#### Problem to work on
Show every line below where "Create" appears.

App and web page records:
>>>>

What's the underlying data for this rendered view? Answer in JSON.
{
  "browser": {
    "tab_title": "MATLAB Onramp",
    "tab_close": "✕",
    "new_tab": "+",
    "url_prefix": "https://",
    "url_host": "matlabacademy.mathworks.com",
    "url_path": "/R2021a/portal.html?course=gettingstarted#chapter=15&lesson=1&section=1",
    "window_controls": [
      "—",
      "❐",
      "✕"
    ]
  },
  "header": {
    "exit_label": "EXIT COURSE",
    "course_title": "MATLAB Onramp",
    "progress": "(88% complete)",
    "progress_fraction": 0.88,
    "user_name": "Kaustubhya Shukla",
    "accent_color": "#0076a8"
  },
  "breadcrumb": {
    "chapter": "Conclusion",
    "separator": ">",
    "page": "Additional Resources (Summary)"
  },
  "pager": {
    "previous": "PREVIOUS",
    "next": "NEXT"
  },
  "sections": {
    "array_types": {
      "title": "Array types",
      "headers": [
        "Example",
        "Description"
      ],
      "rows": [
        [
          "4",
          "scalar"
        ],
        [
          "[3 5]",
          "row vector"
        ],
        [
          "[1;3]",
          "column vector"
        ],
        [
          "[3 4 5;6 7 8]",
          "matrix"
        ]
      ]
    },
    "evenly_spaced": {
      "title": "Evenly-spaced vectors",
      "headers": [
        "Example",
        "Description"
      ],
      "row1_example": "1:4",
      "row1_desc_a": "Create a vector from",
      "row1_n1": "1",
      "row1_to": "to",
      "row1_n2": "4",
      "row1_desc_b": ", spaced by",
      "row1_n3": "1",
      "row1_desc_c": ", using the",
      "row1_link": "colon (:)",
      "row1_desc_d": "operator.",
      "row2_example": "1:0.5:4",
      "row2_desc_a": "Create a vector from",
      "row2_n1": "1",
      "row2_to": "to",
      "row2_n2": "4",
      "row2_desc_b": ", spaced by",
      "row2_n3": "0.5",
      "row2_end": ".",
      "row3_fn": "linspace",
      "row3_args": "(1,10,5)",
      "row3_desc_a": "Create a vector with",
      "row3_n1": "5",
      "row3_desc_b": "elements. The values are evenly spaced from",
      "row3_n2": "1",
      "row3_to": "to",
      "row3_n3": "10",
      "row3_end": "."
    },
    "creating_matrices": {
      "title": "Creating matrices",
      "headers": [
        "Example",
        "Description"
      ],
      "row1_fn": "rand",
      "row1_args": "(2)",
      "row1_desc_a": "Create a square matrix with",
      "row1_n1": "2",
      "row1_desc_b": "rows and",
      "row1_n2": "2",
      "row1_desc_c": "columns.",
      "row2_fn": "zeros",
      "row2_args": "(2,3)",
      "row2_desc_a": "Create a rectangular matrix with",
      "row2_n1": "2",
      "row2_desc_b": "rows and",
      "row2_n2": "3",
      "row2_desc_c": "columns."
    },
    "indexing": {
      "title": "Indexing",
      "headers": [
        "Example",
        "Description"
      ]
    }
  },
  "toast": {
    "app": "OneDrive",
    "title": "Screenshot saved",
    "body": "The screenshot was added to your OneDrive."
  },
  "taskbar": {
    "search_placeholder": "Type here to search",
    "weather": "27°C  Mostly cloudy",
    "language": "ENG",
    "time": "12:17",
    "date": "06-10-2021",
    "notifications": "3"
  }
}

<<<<

#### The completed task
      "row1_desc_a": "Create a vector from",
      "row2_desc_a": "Create a vector from",
      "row3_desc_a": "Create a vector with",
      "row1_desc_a": "Create a square matrix with",
      "row2_desc_a": "Create a rectangular matrix with",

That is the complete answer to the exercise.